The National League of Cities has seven recommendations for those looking to launch pilots.
More than half of the largest U.S. cities are preparing for autonomous vehicles in their long-range transportation plans—up from less than 10 percent three years ago, according to a new National League of Cities report.
Between 2011 and 2017, 22 states passed 46 bills, and five governors signed executive orders related to AV development and use—most permitting pilots. A second wave is underway with 28 states introducing 98 bills in 2018, according to “Autonomous Vehicle Pilots Across America”.
Pilot projects range from informal agreements to structured contracts between cities and AV companies.
“Mayors are welcoming in that innovation and really trying to get an understanding of how these self-driving cars will interact with the urban environment in a particular place,” Brooks Rainwater, senior executive and director of NLC’s Center for City Solutions, told Route Fifty.
Close to fully autonomous vehicles are being piloted by Google subsidiary Waymo in Chandler and Phoenix in Arizona. Several companies are operating in Pittsburgh.
Uber saw a setback in Tempe, Arizona, when one of its AVs hit and killed a woman walking her bicycle across the street in March, and local police are seeking a manslaughter charge against the driver, who video shows was watching “The Voice” on her phone at the time.
Still, AVs bring with them the promise of 90 to 99 percent fewer traffic fatalities, Rainwater said.
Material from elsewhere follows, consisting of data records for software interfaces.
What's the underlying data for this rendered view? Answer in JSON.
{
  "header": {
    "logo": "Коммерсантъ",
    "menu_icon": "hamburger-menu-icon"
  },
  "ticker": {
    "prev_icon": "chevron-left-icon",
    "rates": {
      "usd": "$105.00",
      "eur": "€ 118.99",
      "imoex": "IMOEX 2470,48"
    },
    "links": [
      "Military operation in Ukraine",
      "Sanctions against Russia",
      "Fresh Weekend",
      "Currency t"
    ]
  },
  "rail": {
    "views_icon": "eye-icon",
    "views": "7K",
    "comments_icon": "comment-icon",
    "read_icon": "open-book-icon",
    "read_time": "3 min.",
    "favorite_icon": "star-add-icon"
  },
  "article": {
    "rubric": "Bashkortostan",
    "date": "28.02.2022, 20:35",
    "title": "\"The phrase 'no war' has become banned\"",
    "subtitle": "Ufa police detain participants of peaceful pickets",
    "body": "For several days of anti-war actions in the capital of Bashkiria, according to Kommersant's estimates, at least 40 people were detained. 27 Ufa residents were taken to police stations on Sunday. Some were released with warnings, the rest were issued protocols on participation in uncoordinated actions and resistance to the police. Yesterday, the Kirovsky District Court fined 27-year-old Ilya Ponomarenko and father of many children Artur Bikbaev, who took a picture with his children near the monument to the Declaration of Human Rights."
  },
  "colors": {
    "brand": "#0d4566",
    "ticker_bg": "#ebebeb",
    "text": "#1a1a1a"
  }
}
Waymo is testing in 15 to 20 markets because much of the work around self-driving cars is based on data and mapping; the more miles traveled, the better, he added.
Arlington, Texas has already purchased autonomous shuttles and is working with the private sector on a pilot, while no Arizona city has a formal agreement with an AV company because the state controls everything.
Transportation officials and automakers have both pressed Congress to codify a federal framework for testing and operating AVs, but no timetable exists for what seems like a nonpartisan issue. In the meantime, states and localities have shown few signs of slowing down on their own regulations.
“I think that we’re in a place where [federal rules] can be rolled out with existing regulations and legislation on the books,” Rainwater said. “Final rules of the road will help the industry long term, but I don’t see what’s been playing out as a true impediment.”
NLC’s report recommends localities thinking about setting up a pilot of their own start by outlining their goals and metrics before partnering with consultants, tech companies, outside groups, or academia to form a consortium.
After engaging the private sector, governments should consider creating a regional alliance because AVs will inevitably cross jurisdictions, Rainwater said.
To scale a pilot appropriately, finances, timeframes, geography and safety precautions must all be taken into account, according to the report.
Intergovernmental coordination is important, as is a phased plan that gradually introduces AVs to a community, Rainwater said.
Boston is in the midst of AV mobility tests backed by the World Economic Forum, while Portland remains in the planning phase. But those plans are focused on service delivery rather than vehicle delivery because the city wants to improve residents’ access to education and jobs while avoiding congestion privately owned AVs could bring.
Portland’s pilot is targeting a 2019 start, so there’s time to incentivize ride-sharing and deployment in high-need areas, Rainwater said.
“This new technology has the potential to build equity and create opportunities for vulnerable populations,” said Clarence Anthony, CEO and executive director of NLC, in a statement. “As always, cities are supporting the needs of their residents and meeting them where they are, both literally and figuratively.”